We aren’t the only humans.

Well, we are now, says author Yuval Noah Harari, but that hasn’t always been true. The word ‘human’ he explains, means ‘an animal belonging to the genus Homo‘. Other humans throughout history have included Homo rudolfensis, Homo erectus, and of course, Homo neanderthalensis.

How did it come to be that a lone human species – Homo sapiens – went from the underdog to the only surviving species in just 100,000 short (by evolutionary standards) years? What is it about US that made us more successful than THEM?

In tackling what could be a very dry subject,  Harari expertly navigates the waters of education, humour, and interest. Throughout the book he discusses theories, facts, and reframes history in ways that make you question the basic tenets of our species. In an early example in the book, Harari posits that humans didn’t domesticate wheat – wheat actually domesticated humans.


“Think for a moment about the Agricultural Revolution from the viewpoint of wheat. Ten thousand years ago wheat was just a wild grass, one of many, confined to a small range in the Middle East. Suddenly, within just a few short millennia, it was growing all over the world. According to the basic evolutionary criteria of survival and reproduction, wheat has become one of the most successful plants in the history of the world.”

“How did this grass turn from insignificant to ubiquitous?”

“Wheat did it by manipulating Homo Sapiens to its advantage. This ape had been living a fairly comfortable life hunting and gathering until about 10,000 years ago, but then began to invest more and more effort in cultivating wheat.. Within a couple of millennia, humans in many parts of the world were doing little from dawn to dusk other than taking care of wheat plants. It wasn’t easy. Wheat demanded a lot of them. Wheat didn’t like rocks and pebbles, so Sapiens broke their backs clearing fields. Wheat didn’t like sharing its space, water and nutrients with other plants, so men and women laboured long days weeding under the scorching sun. Wheat got sick, so Sapiens had to keep watch out for worms and blight. Wheat was defenseless against other organisms that liked to eat it, from rabbits to locust swarms, so the farmers had to guard and protect it. Wheat was thirsty, so humans lugged water from springs and streams to water it. Its hunger even impelled Sapiens to collect animal faeces to nourish the ground in which wheat grew.”


In Sapiens, Harari covers the entire history of our species, from our early days foraging on the African plain to a theoretical future of genetically engineered humans that may even grow beyond Homo sapiens. The book is broken up into four parts: The Cognitive Revolution, The Agricultural Revolution, The Unification of Humankind, and The Scientific Revolution. As he travels through time, he discusses our transformation from hunter-gatherers to agrarian societies and then from the village to the empire, and finally, as masters of the atom.
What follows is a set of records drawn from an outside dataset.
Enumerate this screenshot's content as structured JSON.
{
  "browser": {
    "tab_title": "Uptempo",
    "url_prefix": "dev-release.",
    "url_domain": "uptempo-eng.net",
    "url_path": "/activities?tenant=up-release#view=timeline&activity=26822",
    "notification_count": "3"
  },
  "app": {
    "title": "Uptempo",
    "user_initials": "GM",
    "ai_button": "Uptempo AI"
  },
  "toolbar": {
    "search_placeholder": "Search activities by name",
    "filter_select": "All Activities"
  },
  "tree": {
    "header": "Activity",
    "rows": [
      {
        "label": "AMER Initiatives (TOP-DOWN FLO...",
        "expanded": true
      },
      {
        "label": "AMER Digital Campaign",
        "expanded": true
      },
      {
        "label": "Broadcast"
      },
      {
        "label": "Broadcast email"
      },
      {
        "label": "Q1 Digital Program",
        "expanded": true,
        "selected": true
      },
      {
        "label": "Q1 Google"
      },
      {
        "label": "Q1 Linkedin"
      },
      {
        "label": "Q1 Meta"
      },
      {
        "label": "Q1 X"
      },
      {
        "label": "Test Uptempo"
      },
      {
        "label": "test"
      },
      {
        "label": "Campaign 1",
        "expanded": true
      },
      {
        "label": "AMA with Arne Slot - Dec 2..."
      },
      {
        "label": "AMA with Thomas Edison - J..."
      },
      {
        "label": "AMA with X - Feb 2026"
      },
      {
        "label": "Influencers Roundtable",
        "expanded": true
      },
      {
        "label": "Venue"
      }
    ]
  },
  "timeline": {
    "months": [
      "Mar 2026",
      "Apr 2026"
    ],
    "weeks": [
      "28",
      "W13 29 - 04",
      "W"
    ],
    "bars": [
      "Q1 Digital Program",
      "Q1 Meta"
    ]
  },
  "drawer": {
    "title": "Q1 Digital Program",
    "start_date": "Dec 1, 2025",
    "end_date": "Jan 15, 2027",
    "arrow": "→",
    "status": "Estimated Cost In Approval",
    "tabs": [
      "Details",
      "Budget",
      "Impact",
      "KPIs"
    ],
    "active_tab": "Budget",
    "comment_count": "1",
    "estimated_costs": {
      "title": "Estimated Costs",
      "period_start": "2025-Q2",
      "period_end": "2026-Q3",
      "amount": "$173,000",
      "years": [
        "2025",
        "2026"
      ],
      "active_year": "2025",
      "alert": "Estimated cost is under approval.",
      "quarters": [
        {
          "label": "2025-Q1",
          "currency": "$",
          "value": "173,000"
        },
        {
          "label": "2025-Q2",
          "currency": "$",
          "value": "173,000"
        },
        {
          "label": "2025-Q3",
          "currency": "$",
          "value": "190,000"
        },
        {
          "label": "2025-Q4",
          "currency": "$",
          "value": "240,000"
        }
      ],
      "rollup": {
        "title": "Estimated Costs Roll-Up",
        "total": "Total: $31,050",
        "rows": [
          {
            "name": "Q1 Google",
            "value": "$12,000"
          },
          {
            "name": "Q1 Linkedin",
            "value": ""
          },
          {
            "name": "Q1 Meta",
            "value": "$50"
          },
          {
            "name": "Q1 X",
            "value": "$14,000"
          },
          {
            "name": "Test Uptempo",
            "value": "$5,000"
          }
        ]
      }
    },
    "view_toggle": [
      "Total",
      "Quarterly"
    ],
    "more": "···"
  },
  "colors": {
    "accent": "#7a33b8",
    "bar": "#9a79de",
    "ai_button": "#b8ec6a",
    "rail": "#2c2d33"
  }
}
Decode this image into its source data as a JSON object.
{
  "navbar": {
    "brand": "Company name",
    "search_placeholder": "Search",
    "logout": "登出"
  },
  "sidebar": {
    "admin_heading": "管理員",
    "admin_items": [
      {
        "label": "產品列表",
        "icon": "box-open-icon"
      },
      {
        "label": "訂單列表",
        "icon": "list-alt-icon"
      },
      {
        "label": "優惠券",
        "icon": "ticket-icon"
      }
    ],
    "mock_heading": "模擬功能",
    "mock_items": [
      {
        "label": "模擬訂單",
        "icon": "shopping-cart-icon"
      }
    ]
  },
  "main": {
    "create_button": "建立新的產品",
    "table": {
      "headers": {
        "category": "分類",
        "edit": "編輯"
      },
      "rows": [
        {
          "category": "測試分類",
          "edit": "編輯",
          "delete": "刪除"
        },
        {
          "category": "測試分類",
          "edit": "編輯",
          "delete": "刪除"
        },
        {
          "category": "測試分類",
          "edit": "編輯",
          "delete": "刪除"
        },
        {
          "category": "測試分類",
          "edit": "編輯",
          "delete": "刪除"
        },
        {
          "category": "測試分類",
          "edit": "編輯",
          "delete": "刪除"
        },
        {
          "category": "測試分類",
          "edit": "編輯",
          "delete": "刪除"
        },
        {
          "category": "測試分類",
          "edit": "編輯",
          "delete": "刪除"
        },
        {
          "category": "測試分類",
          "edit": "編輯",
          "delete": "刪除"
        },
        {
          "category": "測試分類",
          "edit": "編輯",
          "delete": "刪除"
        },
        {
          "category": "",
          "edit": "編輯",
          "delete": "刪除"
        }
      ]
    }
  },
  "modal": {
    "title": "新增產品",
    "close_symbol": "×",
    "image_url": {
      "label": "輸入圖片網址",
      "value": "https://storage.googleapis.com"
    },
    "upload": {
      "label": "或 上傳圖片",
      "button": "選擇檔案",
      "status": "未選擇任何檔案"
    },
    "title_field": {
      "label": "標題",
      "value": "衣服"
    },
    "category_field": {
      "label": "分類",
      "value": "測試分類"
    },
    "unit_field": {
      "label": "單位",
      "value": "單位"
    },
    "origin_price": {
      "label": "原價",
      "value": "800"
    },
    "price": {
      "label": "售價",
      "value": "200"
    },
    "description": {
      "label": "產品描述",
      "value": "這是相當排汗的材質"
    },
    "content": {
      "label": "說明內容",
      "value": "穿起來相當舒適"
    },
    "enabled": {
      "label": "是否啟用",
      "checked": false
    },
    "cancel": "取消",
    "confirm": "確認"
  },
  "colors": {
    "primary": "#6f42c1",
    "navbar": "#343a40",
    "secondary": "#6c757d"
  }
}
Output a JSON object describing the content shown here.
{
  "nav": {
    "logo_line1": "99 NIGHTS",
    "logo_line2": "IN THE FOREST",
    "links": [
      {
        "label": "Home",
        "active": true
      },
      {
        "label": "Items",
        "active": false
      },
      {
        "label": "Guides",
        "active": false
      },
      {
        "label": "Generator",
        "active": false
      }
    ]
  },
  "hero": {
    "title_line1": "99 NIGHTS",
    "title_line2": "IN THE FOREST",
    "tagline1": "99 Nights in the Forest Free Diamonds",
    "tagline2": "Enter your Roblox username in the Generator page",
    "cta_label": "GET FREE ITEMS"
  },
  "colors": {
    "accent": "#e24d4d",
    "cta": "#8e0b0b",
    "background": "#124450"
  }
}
This is a history book, of sorts. Harari discusses the factors that unified humankind (money, imperialism, and religion) and the revelations that kicked off our greatest age of discovery and led us to launch sapiens to the moon and then theorizes where our species may be heading into the future. Each of these sections is enhanced with real, entertaining stories from history. Sapiens has the feel of an academic text, but is as entertaining as a novel. As I read the book I often burst out to those around me “Listen to this! I had no idea!” You may not agree with all of his conclusions, but they will certainly spark interesting conversations.

Sapiens: A Brief History of Humankind doesn’t get bogged down with the trivial details that made your anthropology textbook so dull. Harari weaves together a rich story that will make you question many of the things that you thought you knew about your own species, while also helping to make sense of some of the more unusual things that we all deal with on a day to day basis.

This book is a must read. I came across it because it was on a few reading lists (including Bill Gates’ list) and I’m very happy to add it to my bookshelf. I suspect that I will be buying multiple copies of the book to give to friends as we discuss the ideas and conclusions that Harari lays out over the course of 416 pages.